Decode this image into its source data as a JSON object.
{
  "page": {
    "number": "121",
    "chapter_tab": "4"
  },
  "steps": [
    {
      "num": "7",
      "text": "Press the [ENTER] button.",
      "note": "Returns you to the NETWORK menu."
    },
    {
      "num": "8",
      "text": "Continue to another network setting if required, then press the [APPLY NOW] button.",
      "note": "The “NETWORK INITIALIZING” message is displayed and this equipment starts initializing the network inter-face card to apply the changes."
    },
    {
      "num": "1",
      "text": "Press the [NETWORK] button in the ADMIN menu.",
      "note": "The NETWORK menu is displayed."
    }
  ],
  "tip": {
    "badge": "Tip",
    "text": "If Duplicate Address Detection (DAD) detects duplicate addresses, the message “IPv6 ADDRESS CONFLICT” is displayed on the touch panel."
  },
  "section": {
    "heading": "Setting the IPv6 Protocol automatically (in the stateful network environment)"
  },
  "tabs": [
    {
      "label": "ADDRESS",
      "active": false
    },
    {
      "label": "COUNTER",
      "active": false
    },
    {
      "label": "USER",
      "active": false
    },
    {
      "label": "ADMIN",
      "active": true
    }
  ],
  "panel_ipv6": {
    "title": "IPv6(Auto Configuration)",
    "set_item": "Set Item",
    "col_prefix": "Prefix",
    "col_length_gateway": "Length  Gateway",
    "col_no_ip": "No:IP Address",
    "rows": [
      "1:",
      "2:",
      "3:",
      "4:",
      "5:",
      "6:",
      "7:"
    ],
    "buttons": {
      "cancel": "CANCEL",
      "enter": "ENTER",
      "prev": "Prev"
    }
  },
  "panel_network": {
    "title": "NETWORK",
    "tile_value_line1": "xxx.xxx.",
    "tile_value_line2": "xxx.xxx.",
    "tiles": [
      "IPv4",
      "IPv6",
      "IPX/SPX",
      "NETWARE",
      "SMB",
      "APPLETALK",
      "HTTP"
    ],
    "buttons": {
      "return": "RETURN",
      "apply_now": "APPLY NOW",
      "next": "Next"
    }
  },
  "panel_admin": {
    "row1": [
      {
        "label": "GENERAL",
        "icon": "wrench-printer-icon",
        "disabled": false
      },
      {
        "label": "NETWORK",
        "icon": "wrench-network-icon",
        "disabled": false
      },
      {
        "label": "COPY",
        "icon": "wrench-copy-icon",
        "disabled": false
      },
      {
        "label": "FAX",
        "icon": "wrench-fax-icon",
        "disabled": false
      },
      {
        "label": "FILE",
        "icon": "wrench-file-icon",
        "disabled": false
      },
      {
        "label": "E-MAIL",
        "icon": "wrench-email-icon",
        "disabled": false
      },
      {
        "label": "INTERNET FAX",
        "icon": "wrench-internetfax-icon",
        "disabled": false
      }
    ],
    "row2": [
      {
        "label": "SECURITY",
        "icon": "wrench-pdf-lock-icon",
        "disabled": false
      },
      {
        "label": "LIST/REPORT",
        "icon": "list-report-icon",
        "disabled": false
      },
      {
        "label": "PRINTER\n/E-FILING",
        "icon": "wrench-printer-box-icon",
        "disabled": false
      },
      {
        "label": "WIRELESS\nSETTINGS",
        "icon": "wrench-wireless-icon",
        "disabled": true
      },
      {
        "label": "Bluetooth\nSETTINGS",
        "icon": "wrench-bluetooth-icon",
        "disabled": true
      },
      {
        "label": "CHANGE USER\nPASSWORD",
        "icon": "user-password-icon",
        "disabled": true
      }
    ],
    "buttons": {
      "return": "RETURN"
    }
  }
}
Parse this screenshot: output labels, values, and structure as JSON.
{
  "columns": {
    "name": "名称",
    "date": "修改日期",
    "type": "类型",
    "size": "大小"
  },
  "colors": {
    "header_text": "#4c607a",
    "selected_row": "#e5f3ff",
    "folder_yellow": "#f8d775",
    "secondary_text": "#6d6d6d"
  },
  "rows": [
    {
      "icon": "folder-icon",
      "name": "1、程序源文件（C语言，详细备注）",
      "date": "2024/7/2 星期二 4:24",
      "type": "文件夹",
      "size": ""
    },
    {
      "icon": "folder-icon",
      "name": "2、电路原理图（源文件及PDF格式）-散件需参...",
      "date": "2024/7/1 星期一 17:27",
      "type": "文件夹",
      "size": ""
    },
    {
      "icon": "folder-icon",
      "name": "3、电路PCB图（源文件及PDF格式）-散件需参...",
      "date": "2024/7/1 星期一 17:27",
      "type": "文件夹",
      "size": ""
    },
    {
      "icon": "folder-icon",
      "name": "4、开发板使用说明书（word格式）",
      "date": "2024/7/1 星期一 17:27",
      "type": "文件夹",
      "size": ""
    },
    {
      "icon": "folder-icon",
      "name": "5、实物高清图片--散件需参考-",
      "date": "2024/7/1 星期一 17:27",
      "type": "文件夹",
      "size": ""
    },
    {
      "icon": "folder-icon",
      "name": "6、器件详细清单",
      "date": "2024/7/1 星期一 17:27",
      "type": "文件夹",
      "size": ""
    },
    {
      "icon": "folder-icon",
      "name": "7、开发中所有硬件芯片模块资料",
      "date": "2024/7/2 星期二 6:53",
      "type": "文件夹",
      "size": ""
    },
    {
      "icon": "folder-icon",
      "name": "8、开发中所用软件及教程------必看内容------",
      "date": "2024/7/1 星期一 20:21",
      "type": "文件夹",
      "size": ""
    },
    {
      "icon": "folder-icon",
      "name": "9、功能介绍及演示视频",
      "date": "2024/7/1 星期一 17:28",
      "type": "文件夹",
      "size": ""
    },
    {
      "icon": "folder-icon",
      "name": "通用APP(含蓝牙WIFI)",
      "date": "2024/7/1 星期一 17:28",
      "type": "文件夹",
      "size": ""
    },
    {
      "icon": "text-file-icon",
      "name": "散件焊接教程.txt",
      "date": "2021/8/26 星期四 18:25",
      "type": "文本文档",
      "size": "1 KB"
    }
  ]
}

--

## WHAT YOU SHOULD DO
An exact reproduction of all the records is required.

## RESPONSE TO THE EXERCISE
Decode this image into its source data as a JSON object.
{
  "page": {
    "number": "121",
    "chapter_tab": "4"
  },
  "steps": [
    {
      "num": "7",
      "text": "Press the [ENTER] button.",
      "note": "Returns you to the NETWORK menu."
    },
    {
      "num": "8",
      "text": "Continue to another network setting if required, then press the [APPLY NOW] button.",
      "note": "The “NETWORK INITIALIZING” message is displayed and this equipment starts initializing the network inter-face card to apply the changes."
    },
    {
      "num": "1",
      "text": "Press the [NETWORK] button in the ADMIN menu.",
      "note": "The NETWORK menu is displayed."
    }
  ],
  "tip": {
    "badge": "Tip",
    "text": "If Duplicate Address Detection (DAD) detects duplicate addresses, the message “IPv6 ADDRESS CONFLICT” is displayed on the touch panel."
  },
  "section": {
    "heading": "Setting the IPv6 Protocol automatically (in the stateful network environment)"
  },
  "tabs": [
    {
      "label": "ADDRESS",
      "active": false
    },
    {
      "label": "COUNTER",
      "active": false
    },
    {
      "label": "USER",
      "active": false
    },
    {
      "label": "ADMIN",
      "active": true
    }
  ],
  "panel_ipv6": {
    "title": "IPv6(Auto Configuration)",
    "set_item": "Set Item",
    "col_prefix": "Prefix",
    "col_length_gateway": "Length  Gateway",
    "col_no_ip": "No:IP Address",
    "rows": [
      "1:",
      "2:",
      "3:",
      "4:",
      "5:",
      "6:",
      "7:"
    ],
    "buttons": {
      "cancel": "CANCEL",
      "enter": "ENTER",
      "prev": "Prev"
    }
  },
  "panel_network": {
    "title": "NETWORK",
    "tile_value_line1": "xxx.xxx.",
    "tile_value_line2": "xxx.xxx.",
    "tiles": [
      "IPv4",
      "IPv6",
      "IPX/SPX",
      "NETWARE",
      "SMB",
      "APPLETALK",
      "HTTP"
    ],
    "buttons": {
      "return": "RETURN",
      "apply_now": "APPLY NOW",
      "next": "Next"
    }
  },
  "panel_admin": {
    "row1": [
      {
        "label": "GENERAL",
        "icon": "wrench-printer-icon",
        "disabled": false
      },
      {
        "label": "NETWORK",
        "icon": "wrench-network-icon",
        "disabled": false
      },
      {
        "label": "COPY",
        "icon": "wrench-copy-icon",
        "disabled": false
      },
      {
        "label": "FAX",
        "icon": "wrench-fax-icon",
        "disabled": false
      },
      {
        "label": "FILE",
        "icon": "wrench-file-icon",
        "disabled": false
      },
      {
        "label": "E-MAIL",
        "icon": "wrench-email-icon",
        "disabled": false
      },
      {
        "label": "INTERNET FAX",
        "icon": "wrench-internetfax-icon",
        "disabled": false
      }
    ],
    "row2": [
      {
        "label": "SECURITY",
        "icon": "wrench-pdf-lock-icon",
        "disabled": false
      },
      {
        "label": "LIST/REPORT",
        "icon": "list-report-icon",
        "disabled": false
      },
      {
        "label": "PRINTER\n/E-FILING",
        "icon": "wrench-printer-box-icon",
        "disabled": false
      },
      {
        "label": "WIRELESS\nSETTINGS",
        "icon": "wrench-wireless-icon",
        "disabled": true
      },
      {
        "label": "Bluetooth\nSETTINGS",
        "icon": "wrench-bluetooth-icon",
        "disabled": true
      },
      {
        "label": "CHANGE USER\nPASSWORD",
        "icon": "user-password-icon",
        "disabled": true
      }
    ],
    "buttons": {
      "return": "RETURN"
    }
  }
}
Parse this screenshot: output labels, values, and structure as JSON.
{
  "columns": {
    "name": "名称",
    "date": "修改日期",
    "type": "类型",
    "size": "大小"
  },
  "colors": {
    "header_text": "#4c607a",
    "selected_row": "#e5f3ff",
    "folder_yellow": "#f8d775",
    "secondary_text": "#6d6d6d"
  },
  "rows": [
    {
      "icon": "folder-icon",
      "name": "1、程序源文件（C语言，详细备注）",
      "date": "2024/7/2 星期二 4:24",
      "type": "文件夹",
      "size": ""
    },
    {
      "icon": "folder-icon",
      "name": "2、电路原理图（源文件及PDF格式）-散件需参...",
      "date": "2024/7/1 星期一 17:27",
      "type": "文件夹",
      "size": ""
    },
    {
      "icon": "folder-icon",
      "name": "3、电路PCB图（源文件及PDF格式）-散件需参...",
      "date": "2024/7/1 星期一 17:27",
      "type": "文件夹",
      "size": ""
    },
    {
      "icon": "folder-icon",
      "name": "4、开发板使用说明书（word格式）",
      "date": "2024/7/1 星期一 17:27",
      "type": "文件夹",
      "size": ""
    },
    {
      "icon": "folder-icon",
      "name": "5、实物高清图片--散件需参考-",
      "date": "2024/7/1 星期一 17:27",
      "type": "文件夹",
      "size": ""
    },
    {
      "icon": "folder-icon",
      "name": "6、器件详细清单",
      "date": "2024/7/1 星期一 17:27",
      "type": "文件夹",
      "size": ""
    },
    {
      "icon": "folder-icon",
      "name": "7、开发中所有硬件芯片模块资料",
      "date": "2024/7/2 星期二 6:53",
      "type": "文件夹",
      "size": ""
    },
    {
      "icon": "folder-icon",
      "name": "8、开发中所用软件及教程------必看内容------",
      "date": "2024/7/1 星期一 20:21",
      "type": "文件夹",
      "size": ""
    },
    {
      "icon": "folder-icon",
      "name": "9、功能介绍及演示视频",
      "date": "2024/7/1 星期一 17:28",
      "type": "文件夹",
      "size": ""
    },
    {
      "icon": "folder-icon",
      "name": "通用APP(含蓝牙WIFI)",
      "date": "2024/7/1 星期一 17:28",
      "type": "文件夹",
      "size": ""
    },
    {
      "icon": "text-file-icon",
      "name": "散件焊接教程.txt",
      "date": "2021/8/26 星期四 18:25",
      "type": "文本文档",
      "size": "1 KB"
    }
  ]
}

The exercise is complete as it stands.